Working with Alex and the team at jellyfish art has been a revelation. The unique nature of the company ensures that I have the opportunity to cultivate a varied skill set and break out of my comfort zone. I have done everything from packing boxes of jellyfish to learning about their complicated life cycles. It has been an incredible experience thus far.

Alex is a great boss. He has a tremendous eye for detail, and possesses the coveted ability to motivate his team. He is approachable and understanding, and is always open to radical new ideas. He gives his employees the freedom to execute their tasks in their own unique styles, and is always willing to lend a helping hand. Although he takes a keen interest in all aspects of his business, he refrains from micromanaging his employees. He has been a valuable resource, and it is a pleasure to work along side him.

Veronica, my fellow Duke intern at jellyfish art has also been great to work with. She is chirpy and fun, and is always willing to give me feedback on my (sometimes ludicrous) start up ideas. She has made working at jellyfish art infinitely more enjoyable than it would have been in her absence.

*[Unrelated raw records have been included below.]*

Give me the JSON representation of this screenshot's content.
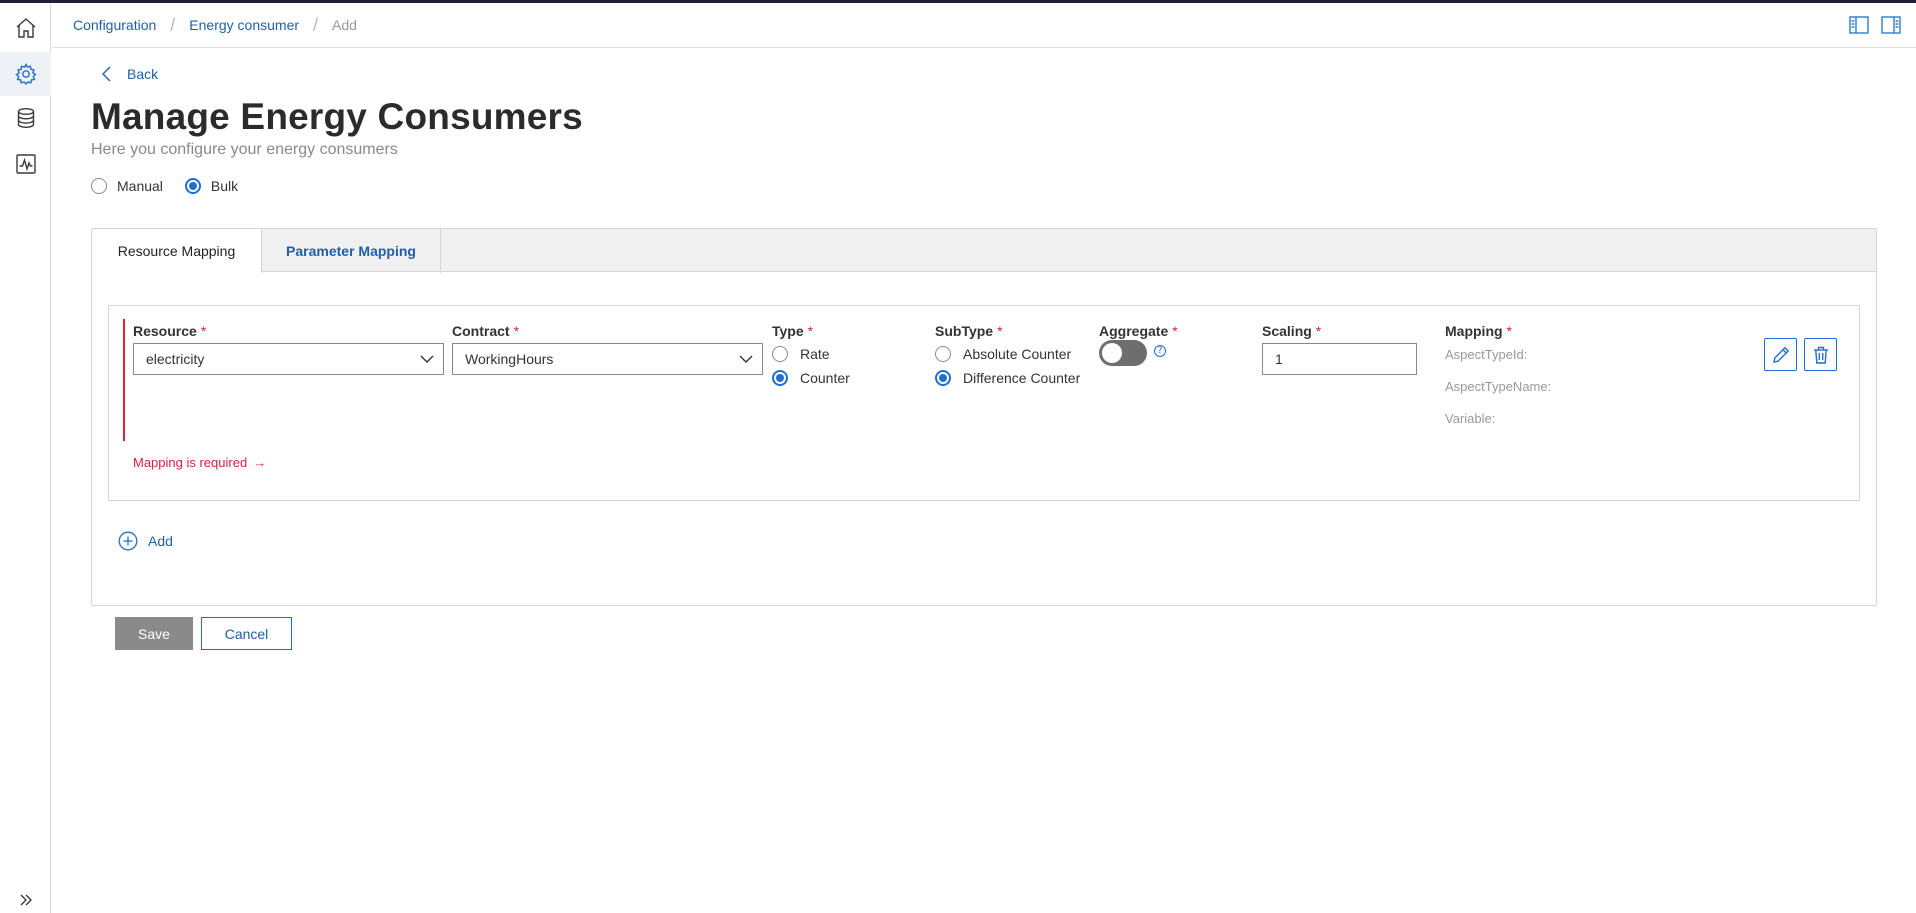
{
  "breadcrumb": {
    "items": [
      "Configuration",
      "Energy consumer"
    ],
    "current": "Add"
  },
  "back_label": "Back",
  "page": {
    "title": "Manage Energy Consumers",
    "subtitle": "Here you configure your energy consumers"
  },
  "mode": {
    "options": [
      "Manual",
      "Bulk"
    ],
    "selected": "Bulk"
  },
  "tabs": [
    {
      "label": "Resource Mapping",
      "active": true
    },
    {
      "label": "Parameter Mapping",
      "active": false
    }
  ],
  "row": {
    "resource": {
      "label": "Resource",
      "required": "*",
      "value": "electricity"
    },
    "contract": {
      "label": "Contract",
      "required": "*",
      "value": "WorkingHours"
    },
    "type": {
      "label": "Type",
      "required": "*",
      "options": [
        "Rate",
        "Counter"
      ],
      "selected": "Counter"
    },
    "subtype": {
      "label": "SubType",
      "required": "*",
      "options": [
        "Absolute Counter",
        "Difference Counter"
      ],
      "selected": "Difference Counter"
    },
    "aggregate": {
      "label": "Aggregate",
      "required": "*",
      "enabled": false,
      "help": "?"
    },
    "scaling": {
      "label": "Scaling",
      "required": "*",
      "value": "1"
    },
    "mapping": {
      "label": "Mapping",
      "required": "*",
      "aspect_type_id": "AspectTypeId:",
      "aspect_type_name": "AspectTypeName:",
      "variable": "Variable:"
    },
    "error": {
      "message": "Mapping is required",
      "arrow": "→"
    }
  },
  "add_label": "Add",
  "actions": {
    "save": "Save",
    "cancel": "Cancel"
  },
  "colors": {
    "accent": "#1f6fd1",
    "link": "#1f5fa8",
    "error": "#d6243f",
    "disabled": "#8a8a8a"
  }
}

My current job profile includes performing various kinds of experiments on jellyfish to measure their responses to different kinds of external stimuli. I have also been assigned the task of contacting suppliers and negotiating new deals. Although these two tasks may seem incompatible at first glance, I thoroughly enjoy the challenge of executing them simultaneously. My goal at jellyfish art is to establish a production line for breeding jellyfish. This sounds deceptively simple, but I can assure you it isn’t. However, it is definitely not an ordeal. I love being given the freedom to try new things and hammer together a unique plan of action. All in all, my work is stimulating and educational, and allows me to tread the fine line between experimentation and execution.

I have also had the good fortune of accompanying Alex to an informal get together with some other entrepreneurs. I was privy to some absolutely fascinating conversations that covered a wide array of entrepreneurial topics. We discussed everything from technological singularity to freelancing for the FBI. These conversations helped me to better understand how entrepreneurs think, and I am certain that this understanding will hold me in good stead as I continue my entrepreneurial journey.

Listening to proven entrepreneurs speak about their companies at Dogpatch Labs was also very informative. We were exposed to a variety of entrepreneurial viewpoints, some of which were in direct conflict with each other. However, all the speakers encouraged us to chart out an individual course of action, taking our own circumstances into account. They spoke about the general character traits that successful entrepreneurs often possess, and it was interesting to note the overlap in many of their criteria.

The angel pitch event held in San Francisco was an exceptional networking event. I am sure that the connections I made there will prove to be immensely valuable somewhere along the road.

I am very grateful to the team from DEC for giving me the opportunity to experience Silicon Valley’s unique entrepreneurial culture. I hope that the remainder of the program will continue to exceed expectations in a similar fashion.